Description of the task: The number of lines containing "higher" is the only answer wanted; work it out from the entries below.

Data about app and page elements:
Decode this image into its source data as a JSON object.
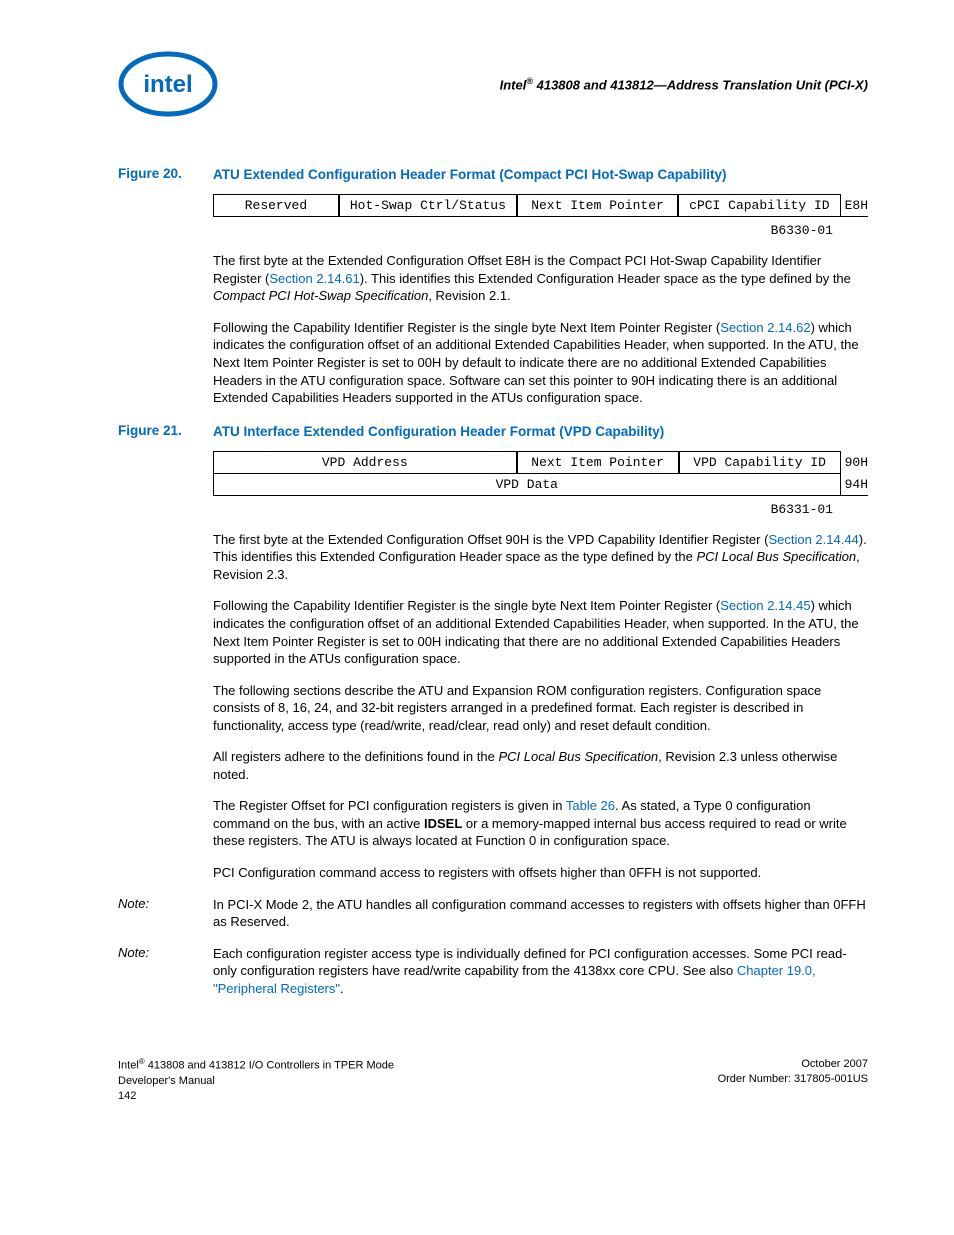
{
  "header": {
    "title_pre": "Intel",
    "title_reg": "®",
    "title_post": " 413808 and 413812—Address Translation Unit (PCI-X)"
  },
  "fig20": {
    "label": "Figure 20.",
    "title": "ATU Extended Configuration Header Format (Compact PCI Hot-Swap Capability)",
    "cells": {
      "c1": "Reserved",
      "c2": "Hot-Swap Ctrl/Status",
      "c3": "Next Item Pointer",
      "c4": "cPCI Capability ID",
      "off": "E8H"
    },
    "code": "B6330-01"
  },
  "para1": {
    "t1": "The first byte at the Extended Configuration Offset E8H is the Compact PCI Hot-Swap Capability Identifier Register (",
    "link1": "Section 2.14.61",
    "t2": "). This identifies this Extended Configuration Header space as the type defined by the ",
    "ital1": "Compact PCI Hot-Swap Specification",
    "t3": ", Revision 2.1."
  },
  "para2": {
    "t1": "Following the Capability Identifier Register is the single byte Next Item Pointer Register (",
    "link1": "Section 2.14.62",
    "t2": ") which indicates the configuration offset of an additional Extended Capabilities Header, when supported. In the ATU, the Next Item Pointer Register is set to 00H by default to indicate there are no additional Extended Capabilities Headers in the ATU configuration space. Software can set this pointer to 90H indicating there is an additional Extended Capabilities Headers supported in the ATUs configuration space."
  },
  "fig21": {
    "label": "Figure 21.",
    "title": "ATU Interface Extended Configuration Header Format (VPD Capability)",
    "row1": {
      "c1": "VPD Address",
      "c2": "Next Item Pointer",
      "c3": "VPD Capability ID",
      "off": "90H"
    },
    "row2": {
      "c1": "VPD Data",
      "off": "94H"
    },
    "code": "B6331-01"
  },
  "para3": {
    "t1": "The first byte at the Extended Configuration Offset 90H is the VPD Capability Identifier Register (",
    "link1": "Section 2.14.44",
    "t2": "). This identifies this Extended Configuration Header space as the type defined by the ",
    "ital1": "PCI Local Bus Specification",
    "t3": ", Revision 2.3."
  },
  "para4": {
    "t1": "Following the Capability Identifier Register is the single byte Next Item Pointer Register (",
    "link1": "Section 2.14.45",
    "t2": ") which indicates the configuration offset of an additional Extended Capabilities Header, when supported. In the ATU, the Next Item Pointer Register is set to 00H indicating that there are no additional Extended Capabilities Headers supported in the ATUs configuration space."
  },
  "para5": "The following sections describe the ATU and Expansion ROM configuration registers. Configuration space consists of 8, 16, 24, and 32-bit registers arranged in a predefined format. Each register is described in functionality, access type (read/write, read/clear, read only) and reset default condition.",
  "para6": {
    "t1": "All registers adhere to the definitions found in the ",
    "ital1": "PCI Local Bus Specification",
    "t2": ", Revision 2.3 unless otherwise noted."
  },
  "para7": {
    "t1": "The Register Offset for PCI configuration registers is given in ",
    "link1": "Table 26",
    "t2": ". As stated, a Type 0 configuration command on the bus, with an active ",
    "bold1": "IDSEL",
    "t3": " or a memory-mapped internal bus access required to read or write these registers. The ATU is always located at Function 0 in configuration space."
  },
  "para8": "PCI Configuration command access to registers with offsets higher than 0FFH is not supported.",
  "note1": {
    "label": "Note:",
    "text": "In PCI-X Mode 2, the ATU handles all configuration command accesses to registers with offsets higher than 0FFH as Reserved."
  },
  "note2": {
    "label": "Note:",
    "t1": "Each configuration register access type is individually defined for PCI configuration accesses. Some PCI read-only configuration registers have read/write capability from the 4138xx core CPU. See also ",
    "link1": "Chapter 19.0, \"Peripheral Registers\"",
    "t2": "."
  },
  "footer": {
    "left_l1_pre": "Intel",
    "left_l1_reg": "®",
    "left_l1_post": " 413808 and 413812 I/O Controllers in TPER Mode",
    "left_l2": "Developer's Manual",
    "left_l3": "142",
    "right_l1": "October 2007",
    "right_l2": "Order Number: 317805-001US"
  }
}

Your response: 2